David HodgkinsonAssociate Professor, School of Law, University of Western Australia
David Hodgkinson is an Associate Professor in the Law School at UWA; Special Counsel with Clayton Utz, a national Australian law firm; and a principal of The Hodgkinson Group, a consulting firm with advisors located around the world.
David is the co-author of the book Global Climate Change: Australian Law and Policy (2008) and the general editor of Australian Climate Change Law and Policy (2009). As executive director of EcoCarbon, a non-profit organisation, he manages an industry partnership which is building capacity in mechanisms designed to reduce greenhouse gas emissions. He also leads an international project team working on a draft convention for persons displaced by climate change.
Air travel shows robust and sustained growth of 4 to 5% per year, and Airbus anticipates that air traffic will continue to grow at just under 5% annually.
In Australia there has never really been a debate about the merits of particular policy instruments available to governments – price-based or quantity-based ones – to mitigate the effects of climate change.
Earlier this month (August 2012) the Commonwealth government and the coalition both supported a motion by the (conservative) National Party calling on Australia to “use all political, diplomatic, and legal tools at its disposal” to ensure that the EU’s emissions trading scheme (ETS) is not applied to Australian aircraft.
Failure at the Copenhagen and Cancun climate change conferences in 2009 and 2010 can be put down, broadly, to two reasons: concerns by developing countries about what binding emission reduction targets might mean for their economic development, and the deadlock over post-2012 targets for developed countries.
An earlier post set out the climate change problem. This post sets the role of nuclear power, or nuclear energy, in addressing that problem. My argument is that nuclear power (with renewable energy) is an important option for achieving electricity production with a small carbon footprint – for reducing emissions.
I set out here the climate change problem and the role of nuclear power, or nuclear energy, in addressing that problem. My argument is that nuclear power (with renewable energy) is an important option for achieving electricity production with a small carbon footprint – for reducing emissions.
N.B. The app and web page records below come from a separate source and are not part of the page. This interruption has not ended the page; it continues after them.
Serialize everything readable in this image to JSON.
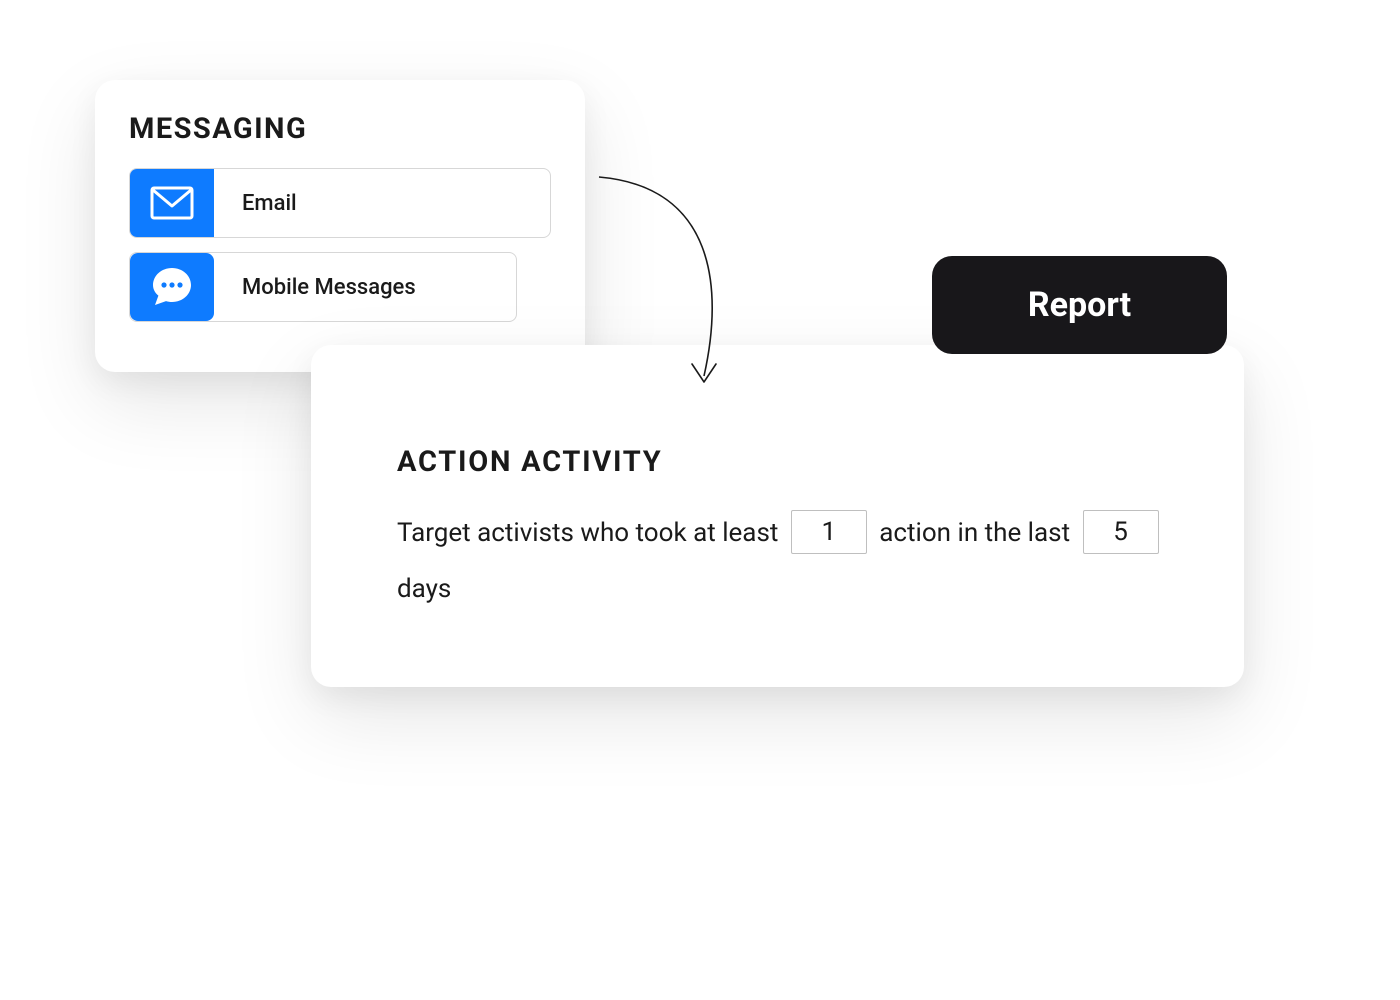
{
  "messaging": {
    "title": "MESSAGING",
    "options": [
      {
        "icon": "email-icon",
        "label": "Email"
      },
      {
        "icon": "chat-icon",
        "label": "Mobile Messages"
      }
    ]
  },
  "activity": {
    "title": "ACTION ACTIVITY",
    "text_parts": {
      "p1": "Target activists who took at least ",
      "p2": " action in the last ",
      "p3": " days"
    },
    "action_count": "1",
    "days_count": "5"
  },
  "report_button": {
    "label": "Report"
  },
  "colors": {
    "accent": "#0e7bff",
    "dark": "#18171a"
  }
}
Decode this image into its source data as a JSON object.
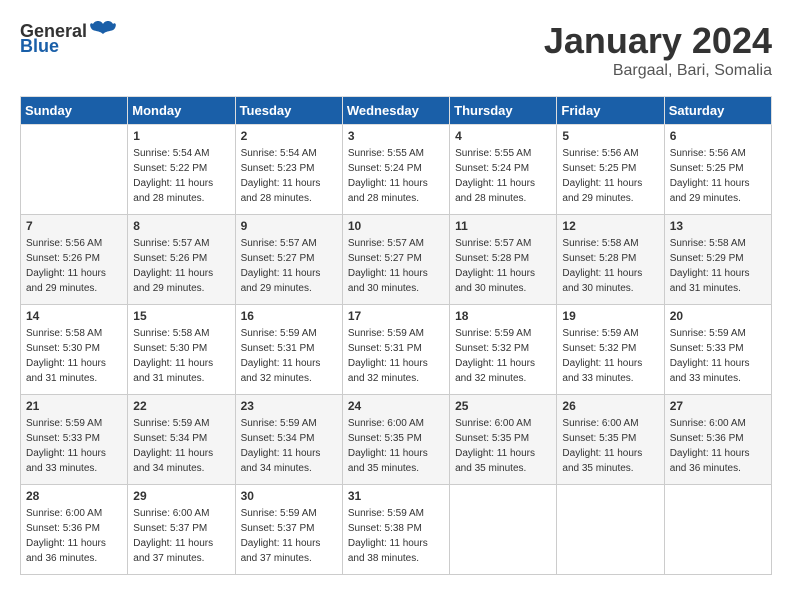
{
  "logo": {
    "general": "General",
    "blue": "Blue"
  },
  "title": {
    "month_year": "January 2024",
    "location": "Bargaal, Bari, Somalia"
  },
  "weekdays": [
    "Sunday",
    "Monday",
    "Tuesday",
    "Wednesday",
    "Thursday",
    "Friday",
    "Saturday"
  ],
  "weeks": [
    [
      {
        "day": "",
        "sunrise": "",
        "sunset": "",
        "daylight": ""
      },
      {
        "day": "1",
        "sunrise": "Sunrise: 5:54 AM",
        "sunset": "Sunset: 5:22 PM",
        "daylight": "Daylight: 11 hours and 28 minutes."
      },
      {
        "day": "2",
        "sunrise": "Sunrise: 5:54 AM",
        "sunset": "Sunset: 5:23 PM",
        "daylight": "Daylight: 11 hours and 28 minutes."
      },
      {
        "day": "3",
        "sunrise": "Sunrise: 5:55 AM",
        "sunset": "Sunset: 5:24 PM",
        "daylight": "Daylight: 11 hours and 28 minutes."
      },
      {
        "day": "4",
        "sunrise": "Sunrise: 5:55 AM",
        "sunset": "Sunset: 5:24 PM",
        "daylight": "Daylight: 11 hours and 28 minutes."
      },
      {
        "day": "5",
        "sunrise": "Sunrise: 5:56 AM",
        "sunset": "Sunset: 5:25 PM",
        "daylight": "Daylight: 11 hours and 29 minutes."
      },
      {
        "day": "6",
        "sunrise": "Sunrise: 5:56 AM",
        "sunset": "Sunset: 5:25 PM",
        "daylight": "Daylight: 11 hours and 29 minutes."
      }
    ],
    [
      {
        "day": "7",
        "sunrise": "Sunrise: 5:56 AM",
        "sunset": "Sunset: 5:26 PM",
        "daylight": "Daylight: 11 hours and 29 minutes."
      },
      {
        "day": "8",
        "sunrise": "Sunrise: 5:57 AM",
        "sunset": "Sunset: 5:26 PM",
        "daylight": "Daylight: 11 hours and 29 minutes."
      },
      {
        "day": "9",
        "sunrise": "Sunrise: 5:57 AM",
        "sunset": "Sunset: 5:27 PM",
        "daylight": "Daylight: 11 hours and 29 minutes."
      },
      {
        "day": "10",
        "sunrise": "Sunrise: 5:57 AM",
        "sunset": "Sunset: 5:27 PM",
        "daylight": "Daylight: 11 hours and 30 minutes."
      },
      {
        "day": "11",
        "sunrise": "Sunrise: 5:57 AM",
        "sunset": "Sunset: 5:28 PM",
        "daylight": "Daylight: 11 hours and 30 minutes."
      },
      {
        "day": "12",
        "sunrise": "Sunrise: 5:58 AM",
        "sunset": "Sunset: 5:28 PM",
        "daylight": "Daylight: 11 hours and 30 minutes."
      },
      {
        "day": "13",
        "sunrise": "Sunrise: 5:58 AM",
        "sunset": "Sunset: 5:29 PM",
        "daylight": "Daylight: 11 hours and 31 minutes."
      }
    ],
    [
      {
        "day": "14",
        "sunrise": "Sunrise: 5:58 AM",
        "sunset": "Sunset: 5:30 PM",
        "daylight": "Daylight: 11 hours and 31 minutes."
      },
      {
        "day": "15",
        "sunrise": "Sunrise: 5:58 AM",
        "sunset": "Sunset: 5:30 PM",
        "daylight": "Daylight: 11 hours and 31 minutes."
      },
      {
        "day": "16",
        "sunrise": "Sunrise: 5:59 AM",
        "sunset": "Sunset: 5:31 PM",
        "daylight": "Daylight: 11 hours and 32 minutes."
      },
      {
        "day": "17",
        "sunrise": "Sunrise: 5:59 AM",
        "sunset": "Sunset: 5:31 PM",
        "daylight": "Daylight: 11 hours and 32 minutes."
      },
      {
        "day": "18",
        "sunrise": "Sunrise: 5:59 AM",
        "sunset": "Sunset: 5:32 PM",
        "daylight": "Daylight: 11 hours and 32 minutes."
      },
      {
        "day": "19",
        "sunrise": "Sunrise: 5:59 AM",
        "sunset": "Sunset: 5:32 PM",
        "daylight": "Daylight: 11 hours and 33 minutes."
      },
      {
        "day": "20",
        "sunrise": "Sunrise: 5:59 AM",
        "sunset": "Sunset: 5:33 PM",
        "daylight": "Daylight: 11 hours and 33 minutes."
      }
    ],
    [
      {
        "day": "21",
        "sunrise": "Sunrise: 5:59 AM",
        "sunset": "Sunset: 5:33 PM",
        "daylight": "Daylight: 11 hours and 33 minutes."
      },
      {
        "day": "22",
        "sunrise": "Sunrise: 5:59 AM",
        "sunset": "Sunset: 5:34 PM",
        "daylight": "Daylight: 11 hours and 34 minutes."
      },
      {
        "day": "23",
        "sunrise": "Sunrise: 5:59 AM",
        "sunset": "Sunset: 5:34 PM",
        "daylight": "Daylight: 11 hours and 34 minutes."
      },
      {
        "day": "24",
        "sunrise": "Sunrise: 6:00 AM",
        "sunset": "Sunset: 5:35 PM",
        "daylight": "Daylight: 11 hours and 35 minutes."
      },
      {
        "day": "25",
        "sunrise": "Sunrise: 6:00 AM",
        "sunset": "Sunset: 5:35 PM",
        "daylight": "Daylight: 11 hours and 35 minutes."
      },
      {
        "day": "26",
        "sunrise": "Sunrise: 6:00 AM",
        "sunset": "Sunset: 5:35 PM",
        "daylight": "Daylight: 11 hours and 35 minutes."
      },
      {
        "day": "27",
        "sunrise": "Sunrise: 6:00 AM",
        "sunset": "Sunset: 5:36 PM",
        "daylight": "Daylight: 11 hours and 36 minutes."
      }
    ],
    [
      {
        "day": "28",
        "sunrise": "Sunrise: 6:00 AM",
        "sunset": "Sunset: 5:36 PM",
        "daylight": "Daylight: 11 hours and 36 minutes."
      },
      {
        "day": "29",
        "sunrise": "Sunrise: 6:00 AM",
        "sunset": "Sunset: 5:37 PM",
        "daylight": "Daylight: 11 hours and 37 minutes."
      },
      {
        "day": "30",
        "sunrise": "Sunrise: 5:59 AM",
        "sunset": "Sunset: 5:37 PM",
        "daylight": "Daylight: 11 hours and 37 minutes."
      },
      {
        "day": "31",
        "sunrise": "Sunrise: 5:59 AM",
        "sunset": "Sunset: 5:38 PM",
        "daylight": "Daylight: 11 hours and 38 minutes."
      },
      {
        "day": "",
        "sunrise": "",
        "sunset": "",
        "daylight": ""
      },
      {
        "day": "",
        "sunrise": "",
        "sunset": "",
        "daylight": ""
      },
      {
        "day": "",
        "sunrise": "",
        "sunset": "",
        "daylight": ""
      }
    ]
  ]
}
As a report from the Massachusetts Institute of Technology (MIT) in 2009 makes clear,
Climate change displacement refers to population migration caused by the effects of climate change, which include rising sea levels, heavier floods, more frequent and severe storms, drought and desertification.